Published in this month’s issue of Molecular Neurodegeneration, a study examining the effects of these interfering RNAs on gene expression was tested in mice. “By infusing [interfering RNAs] into the brains of mice, we were ale to effectively reduce the production of alpha-synuclein in the brain,” says lead author and Mayo neuroscientist Heather Melrose. “The therapy produced gene silencing that lasted up to three weeks after treatment and the mice exhibited no ill effects. These are desirable characteristics of a drug therapy ultimately intended to treat disease in humans.”
Although the method has generated positive results in mice, the treatment has not yet been studied in humans. Despite this, Mayo researchers remain hopeful of further good news. “We expect that these findings lead to an effective treatment for slowing or even halting the progression of Parkinson’s disease,” says Maraganore.
Parkinson’s disease is one of the most common degenerative neurological disorders affecting 1.5 million people in the US. Parkinson’s is characterized by the destruction of neurons in the substantia nigra region of the brain. These cells are responsible for the production of dopamine which allows coordinated function of muscles, movement and signals from the brain. Without dopamine, motor function becomes impaired and other signals from the brain are misinterpreted or not received at all. Tremors, slow movements, stiffness and imbalance are all symptoms of Parkinson’s and can severely impair normal life. According to the National Parkinson’s Foundation, the disease affects 1 out of every 100 people over the age of 60. Globally, 2% of the population worldwide will develop Parkinson’s in their lifetime according to projections made by the Mayo Clinic.
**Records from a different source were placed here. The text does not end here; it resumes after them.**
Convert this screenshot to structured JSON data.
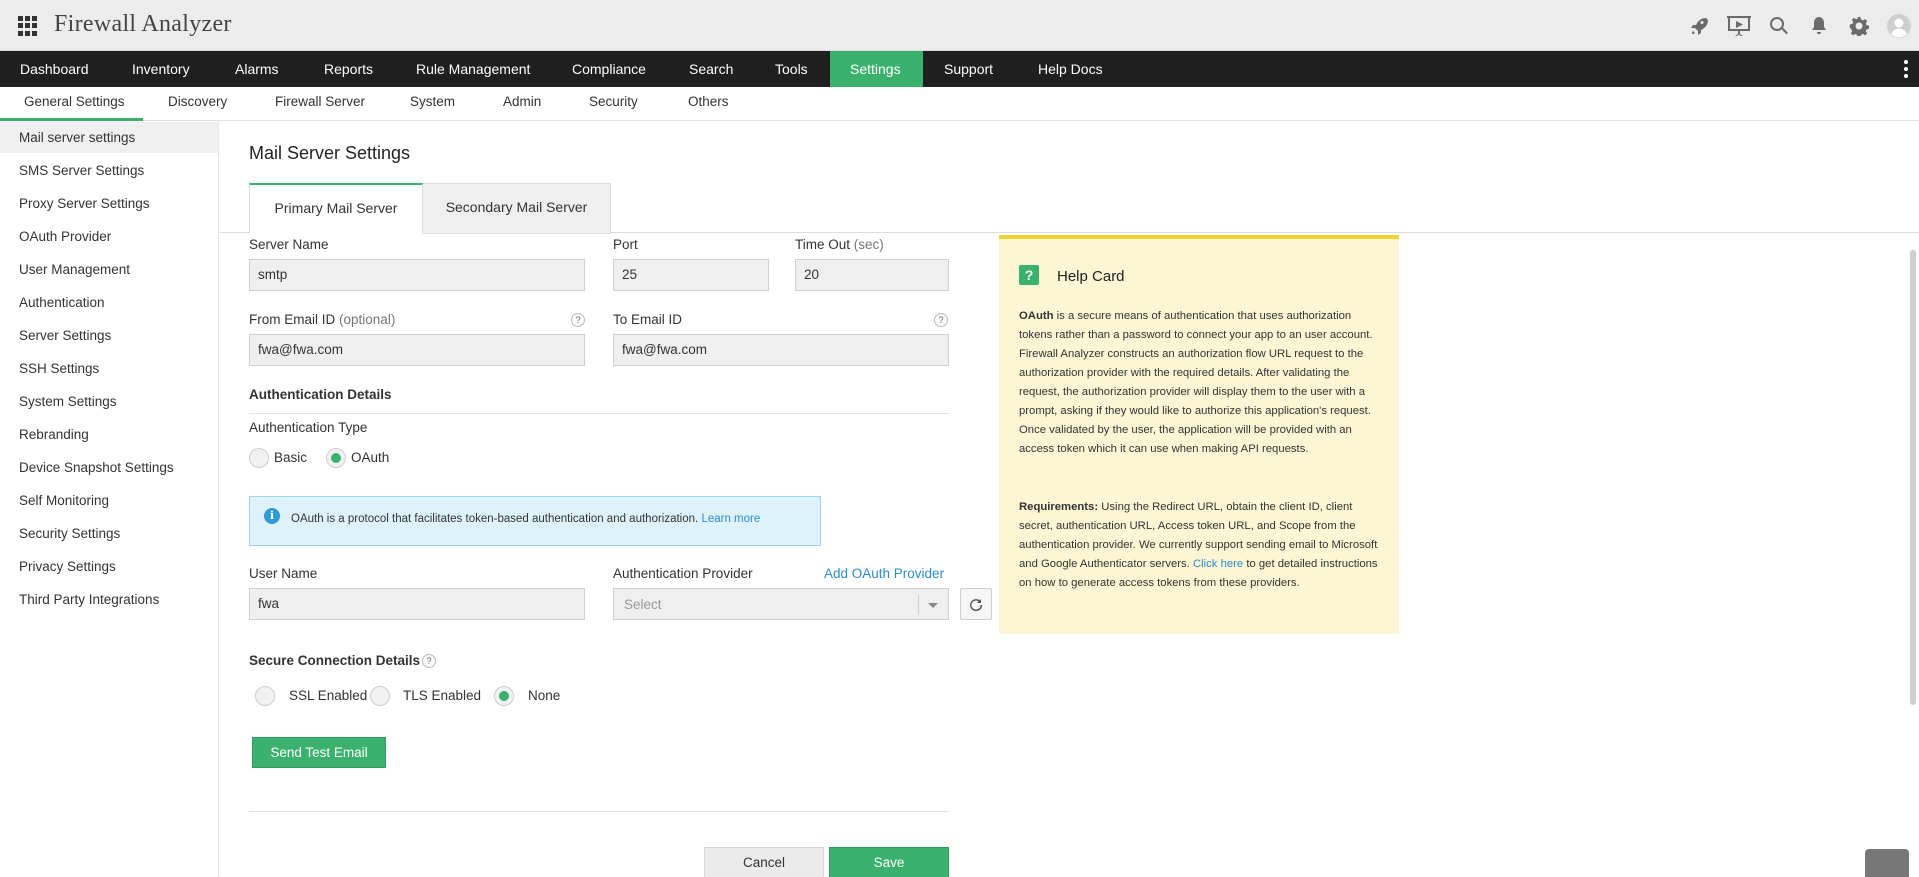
{
  "app": {
    "title": "Firewall Analyzer"
  },
  "header_icons": [
    "rocket-icon",
    "presentation-icon",
    "search-icon",
    "bell-icon",
    "gear-icon",
    "user-avatar-icon"
  ],
  "main_nav": {
    "tabs": [
      "Dashboard",
      "Inventory",
      "Alarms",
      "Reports",
      "Rule Management",
      "Compliance",
      "Search",
      "Tools",
      "Settings",
      "Support",
      "Help Docs"
    ],
    "active": "Settings"
  },
  "sub_nav": {
    "tabs": [
      "General Settings",
      "Discovery",
      "Firewall Server",
      "System",
      "Admin",
      "Security",
      "Others"
    ],
    "active": "General Settings"
  },
  "sidebar": {
    "items": [
      "Mail server settings",
      "SMS Server Settings",
      "Proxy Server Settings",
      "OAuth Provider",
      "User Management",
      "Authentication",
      "Server Settings",
      "SSH Settings",
      "System Settings",
      "Rebranding",
      "Device Snapshot Settings",
      "Self Monitoring",
      "Security Settings",
      "Privacy Settings",
      "Third Party Integrations"
    ],
    "active": "Mail server settings"
  },
  "page": {
    "title": "Mail Server Settings",
    "tabs": [
      "Primary Mail Server",
      "Secondary Mail Server"
    ],
    "active_tab": "Primary Mail Server"
  },
  "form": {
    "server_name": {
      "label": "Server Name",
      "value": "smtp"
    },
    "port": {
      "label": "Port",
      "value": "25"
    },
    "timeout": {
      "label": "Time Out",
      "unit": "(sec)",
      "value": "20"
    },
    "from_email": {
      "label": "From Email ID",
      "hint": "(optional)",
      "value": "fwa@fwa.com"
    },
    "to_email": {
      "label": "To Email ID",
      "value": "fwa@fwa.com"
    },
    "help_mark": "?",
    "auth_section_title": "Authentication Details",
    "auth_type": {
      "label": "Authentication Type",
      "options": [
        "Basic",
        "OAuth"
      ],
      "selected": "OAuth"
    },
    "info": {
      "icon": "info-icon",
      "text": "OAuth is a protocol that facilitates token-based authentication and authorization.",
      "link": "Learn more"
    },
    "user_name": {
      "label": "User Name",
      "value": "fwa"
    },
    "auth_provider": {
      "label": "Authentication Provider",
      "add_link": "Add OAuth Provider",
      "placeholder": "Select"
    },
    "secure_section_title": "Secure Connection Details",
    "secure_options": [
      "SSL Enabled",
      "TLS Enabled",
      "None"
    ],
    "secure_selected": "None",
    "send_test_label": "Send Test Email",
    "cancel_label": "Cancel",
    "save_label": "Save"
  },
  "help_card": {
    "icon_text": "?",
    "title": "Help Card",
    "p1_strong": "OAuth",
    "p1": " is a secure means of authentication that uses authorization tokens rather than a password to connect your app to an user account. Firewall Analyzer constructs an authorization flow URL request to the authorization provider with the required details. After validating the request, the authorization provider will display them to the user with a prompt, asking if they would like to authorize this application's request. Once validated by the user, the application will be provided with an access token which it can use when making API requests.",
    "p2_strong": "Requirements:",
    "p2_a": " Using the Redirect URL, obtain the client ID, client secret, authentication URL, Access token URL, and Scope from the authentication provider. We currently support sending email to Microsoft and Google Authenticator servers. ",
    "p2_link": "Click here",
    "p2_b": " to get detailed instructions on how to generate access tokens from these providers."
  },
  "colors": {
    "accent": "#3ab26d",
    "nav_bg": "#1f1f1f",
    "help_bg": "#fdf6d4",
    "info_bg": "#def2fb",
    "link": "#2b8dcc"
  }
}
The alpha-synuclein protein is also involved in other disorders that result in neuronal degeneration including multiple system atrophy (MSA) and dementia with Lewy bodies. Researchers are hopeful that similar treatments with RNA interference compounds could offer results for patients with these disorders as well as those suffering from Parkinson’s disease.
National Parkinson Foundation